Â deformation which is called lattice invariant shear.

Â The concept of lattice invariant shear start with the fact that the combination of two

Â invariant plane deformation, generate one invariant line deformation where the invariant

Â line is the intersection of two invariant plane as shown in this figure..

Â Then in the reverse way, any invariant line deformation can be factorized into two invariant

Â plane deformation as long as the invariant planes contain the Invariant line.

Â Now recalling the combination of Bain deformation and the rigid body rotation makes the invariant

Â line deformation, the deformation converting FCC lattice to BCC structure can be factorized

Â into two invariant plane deformation.

Â Then if we determine the second invariant plane deformation so that we can make the

Â first invariant plane deformation correspond to the observed shape deformation, then the

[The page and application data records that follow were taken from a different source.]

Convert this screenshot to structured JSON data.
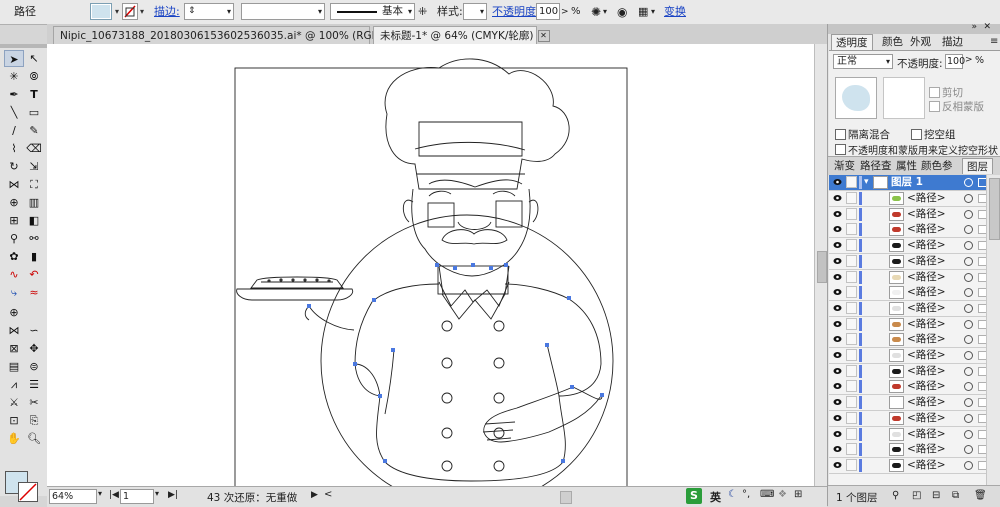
{
  "control_bar": {
    "object_type": "路径",
    "stroke_label": "描边:",
    "stroke_weight_icon": "stepper-icon",
    "brush_name": "基本",
    "style_label": "样式:",
    "opacity_label": "不透明度",
    "opacity_value": "100",
    "opacity_unit": "%",
    "transform_label": "变换",
    "fill_color": "#cfe3ee"
  },
  "doc_tabs": [
    {
      "label": "Nipic_10673188_20180306153602536035.ai* @ 100% (RGB/预览)",
      "active": false
    },
    {
      "label": "未标题-1* @ 64% (CMYK/轮廓)",
      "active": true
    }
  ],
  "status_bar": {
    "zoom": "64%",
    "artboard": "1",
    "status_text": "43 次还原：无重做",
    "ime_label": "英"
  },
  "transparency_panel": {
    "tabs": [
      "透明度",
      "颜色",
      "外观",
      "描边"
    ],
    "blend_mode": "正常",
    "opacity_label": "不透明度:",
    "opacity_value": "100",
    "opacity_unit": "%",
    "clip_label": "剪切",
    "invert_mask_label": "反相蒙版",
    "isolate_blend_label": "隔离混合",
    "knockout_label": "挖空组",
    "opacity_mask_label": "不透明度和蒙版用来定义挖空形状",
    "preview_color": "#cfe3ee"
  },
  "layers_panel": {
    "tabs": [
      "渐变",
      "路径查",
      "属性",
      "颜色参",
      "图层"
    ],
    "layer_name": "图层 1",
    "items": [
      "<路径>",
      "<路径>",
      "<路径>",
      "<路径>",
      "<路径>",
      "<路径>",
      "<路径>",
      "<路径>",
      "<路径>",
      "<路径>",
      "<路径>",
      "<路径>",
      "<路径>",
      "<路径>",
      "<路径>",
      "<路径>",
      "<路径>",
      "<路径>"
    ],
    "footer_label": "1 个图层"
  },
  "toolbar": {
    "fill_color": "#cfe3ee"
  }
}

Â cancellation of shape change associated with the second invariant plane deformation by

Â lattice in invariant shear will give the final lattice change of FCC to BCC with observed

Â shape change..

Â It implies that the application of above lattice invariant shear combined with Bain deformation

Â and rigid body rotation will correspond to the observed shape deformation which converts

Â the FCC lattice to BCC structure.

Â It is noted that the conversion of FCC to BCC structure is done by the Bain deformation

Â and rigid body rotation.

Â And the lattice invariant shear only changes the shape of product phase not affecting the

Â crystal structure.

Â The lattice invariant shear not affecting the crystal structure can be done either slip

Â or twinning.

Â This figure schematically shows how the lattice invariant shear by slip or twinning makes

Â the invariant line deformation into macroscopically invariant plane deformation.

Â The theory of martensite transformation also explains why the indices of habit plane are

Â not rational numbers.

Â As you can see in this figure, the habit plane is merely the boundary of twinned or slip

Â region by lattice invariant shear.

Â Therefore, it does not necessarily correspond to a specific crystallographic planes and

Â thus does not have rational indices.

Â Actually, this phenomenological theory of martensite transformation was firstly developed

Â in 1950s without detailed knowledge on the microstructure generated by the displaced

Â transformation.

Â Later, the development of advanced characterization tools such as transmission electron microscope

Â makes it possible to observe the dislocation substructures like these fine twins in the

Â martensite plate, which is well consistent with a theory.

Â